*** RECORDED DATA ***
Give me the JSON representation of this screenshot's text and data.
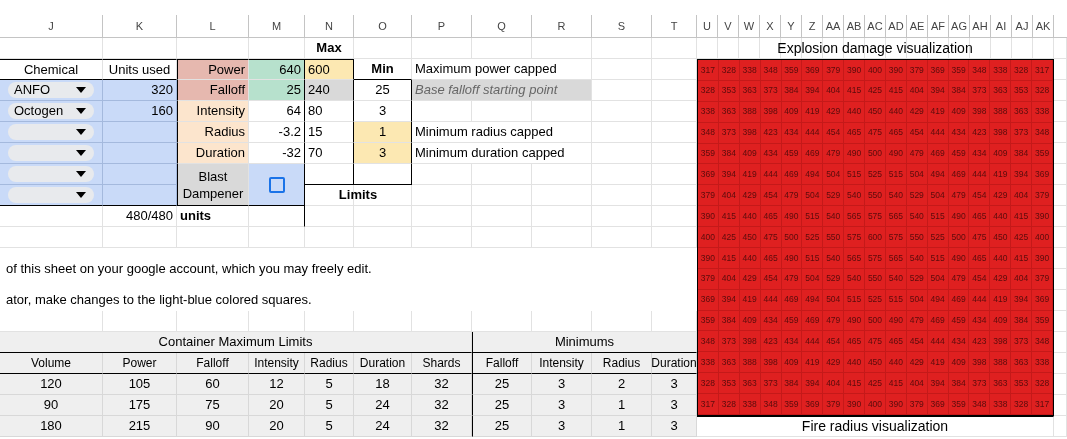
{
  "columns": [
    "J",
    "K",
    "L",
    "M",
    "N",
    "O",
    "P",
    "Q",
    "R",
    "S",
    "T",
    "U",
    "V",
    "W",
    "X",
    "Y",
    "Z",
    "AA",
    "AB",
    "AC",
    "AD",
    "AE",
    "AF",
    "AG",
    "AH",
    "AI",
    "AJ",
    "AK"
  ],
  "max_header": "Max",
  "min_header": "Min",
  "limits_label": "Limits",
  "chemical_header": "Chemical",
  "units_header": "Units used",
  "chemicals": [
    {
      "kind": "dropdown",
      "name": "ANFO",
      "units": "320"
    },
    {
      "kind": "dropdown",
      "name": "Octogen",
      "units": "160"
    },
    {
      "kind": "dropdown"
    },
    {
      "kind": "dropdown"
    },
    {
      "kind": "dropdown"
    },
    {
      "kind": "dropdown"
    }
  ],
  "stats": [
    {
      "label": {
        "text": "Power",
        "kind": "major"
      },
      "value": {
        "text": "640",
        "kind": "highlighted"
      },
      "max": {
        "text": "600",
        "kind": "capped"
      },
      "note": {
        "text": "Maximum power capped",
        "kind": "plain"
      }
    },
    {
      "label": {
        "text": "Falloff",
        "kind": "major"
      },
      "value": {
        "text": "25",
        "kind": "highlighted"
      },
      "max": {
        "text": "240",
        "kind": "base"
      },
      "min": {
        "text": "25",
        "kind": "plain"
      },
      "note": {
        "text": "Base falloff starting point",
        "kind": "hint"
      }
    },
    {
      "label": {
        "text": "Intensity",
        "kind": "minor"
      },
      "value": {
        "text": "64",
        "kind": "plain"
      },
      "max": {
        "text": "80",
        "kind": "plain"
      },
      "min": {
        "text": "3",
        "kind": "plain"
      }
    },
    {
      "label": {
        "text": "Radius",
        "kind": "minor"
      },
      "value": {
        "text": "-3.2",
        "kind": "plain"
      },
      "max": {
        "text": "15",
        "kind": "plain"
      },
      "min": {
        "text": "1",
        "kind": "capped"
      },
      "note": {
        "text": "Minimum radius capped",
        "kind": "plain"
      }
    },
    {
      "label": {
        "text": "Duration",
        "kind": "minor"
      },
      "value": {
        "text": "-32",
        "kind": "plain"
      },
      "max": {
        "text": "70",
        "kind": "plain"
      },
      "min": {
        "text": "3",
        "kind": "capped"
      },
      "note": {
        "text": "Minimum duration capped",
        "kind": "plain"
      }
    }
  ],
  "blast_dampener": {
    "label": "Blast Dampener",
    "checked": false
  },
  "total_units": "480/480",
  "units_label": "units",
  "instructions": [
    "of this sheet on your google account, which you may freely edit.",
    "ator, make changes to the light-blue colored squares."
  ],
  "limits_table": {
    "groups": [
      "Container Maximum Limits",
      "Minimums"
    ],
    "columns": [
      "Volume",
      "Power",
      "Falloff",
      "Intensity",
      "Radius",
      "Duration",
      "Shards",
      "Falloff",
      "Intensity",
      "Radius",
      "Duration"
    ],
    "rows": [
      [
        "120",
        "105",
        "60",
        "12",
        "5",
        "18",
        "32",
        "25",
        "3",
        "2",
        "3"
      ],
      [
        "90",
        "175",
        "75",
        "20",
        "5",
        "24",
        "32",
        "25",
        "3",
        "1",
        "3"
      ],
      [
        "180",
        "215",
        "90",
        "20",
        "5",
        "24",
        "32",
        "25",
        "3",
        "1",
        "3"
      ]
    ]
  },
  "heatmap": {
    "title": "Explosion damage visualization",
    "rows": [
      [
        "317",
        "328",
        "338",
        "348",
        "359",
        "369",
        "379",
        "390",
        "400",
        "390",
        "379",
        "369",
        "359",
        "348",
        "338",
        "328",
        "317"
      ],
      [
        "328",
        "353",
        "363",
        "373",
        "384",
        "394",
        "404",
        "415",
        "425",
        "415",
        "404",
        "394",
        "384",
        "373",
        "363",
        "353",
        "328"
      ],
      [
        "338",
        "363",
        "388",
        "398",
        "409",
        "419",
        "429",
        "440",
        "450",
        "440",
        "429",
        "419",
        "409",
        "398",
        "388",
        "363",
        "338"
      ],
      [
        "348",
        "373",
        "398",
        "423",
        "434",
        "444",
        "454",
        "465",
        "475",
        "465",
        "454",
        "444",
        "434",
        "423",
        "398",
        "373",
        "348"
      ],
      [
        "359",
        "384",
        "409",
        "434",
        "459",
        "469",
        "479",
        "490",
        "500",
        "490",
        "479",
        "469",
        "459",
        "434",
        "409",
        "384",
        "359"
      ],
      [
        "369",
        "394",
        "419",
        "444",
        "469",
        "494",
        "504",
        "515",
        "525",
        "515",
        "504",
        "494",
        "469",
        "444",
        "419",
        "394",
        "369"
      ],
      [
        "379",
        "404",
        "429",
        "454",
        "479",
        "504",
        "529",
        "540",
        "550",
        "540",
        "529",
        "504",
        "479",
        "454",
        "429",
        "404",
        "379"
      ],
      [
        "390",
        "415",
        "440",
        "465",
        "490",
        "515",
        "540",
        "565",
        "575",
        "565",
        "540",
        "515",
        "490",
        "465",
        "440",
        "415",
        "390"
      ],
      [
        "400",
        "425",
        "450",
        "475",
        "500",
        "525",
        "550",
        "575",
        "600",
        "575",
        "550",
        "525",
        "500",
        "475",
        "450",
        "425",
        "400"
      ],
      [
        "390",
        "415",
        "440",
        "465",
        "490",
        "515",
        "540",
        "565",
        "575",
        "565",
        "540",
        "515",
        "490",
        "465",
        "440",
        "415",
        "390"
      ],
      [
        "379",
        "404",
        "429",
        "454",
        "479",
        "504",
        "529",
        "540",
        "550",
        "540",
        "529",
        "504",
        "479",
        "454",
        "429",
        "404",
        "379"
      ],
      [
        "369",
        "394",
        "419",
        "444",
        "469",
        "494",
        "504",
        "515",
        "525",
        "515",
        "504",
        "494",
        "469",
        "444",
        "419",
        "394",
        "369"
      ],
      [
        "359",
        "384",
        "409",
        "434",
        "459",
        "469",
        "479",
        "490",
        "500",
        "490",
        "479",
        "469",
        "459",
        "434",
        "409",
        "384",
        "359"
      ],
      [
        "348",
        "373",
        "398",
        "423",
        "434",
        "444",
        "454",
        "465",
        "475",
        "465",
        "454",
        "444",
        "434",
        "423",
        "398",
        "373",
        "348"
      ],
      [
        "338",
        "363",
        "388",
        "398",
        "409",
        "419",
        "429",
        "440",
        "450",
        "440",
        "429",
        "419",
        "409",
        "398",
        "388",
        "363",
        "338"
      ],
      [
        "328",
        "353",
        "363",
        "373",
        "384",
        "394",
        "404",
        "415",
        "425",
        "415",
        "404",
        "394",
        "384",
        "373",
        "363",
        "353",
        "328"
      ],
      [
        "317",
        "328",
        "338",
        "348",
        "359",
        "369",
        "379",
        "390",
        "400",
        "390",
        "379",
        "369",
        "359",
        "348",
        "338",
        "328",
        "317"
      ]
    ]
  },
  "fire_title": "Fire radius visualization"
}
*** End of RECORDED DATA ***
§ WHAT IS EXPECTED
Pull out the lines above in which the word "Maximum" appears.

§ SOLUTION TO THIS PROBLEM
        "text": "Maximum power capped",
      "Container Maximum Limits",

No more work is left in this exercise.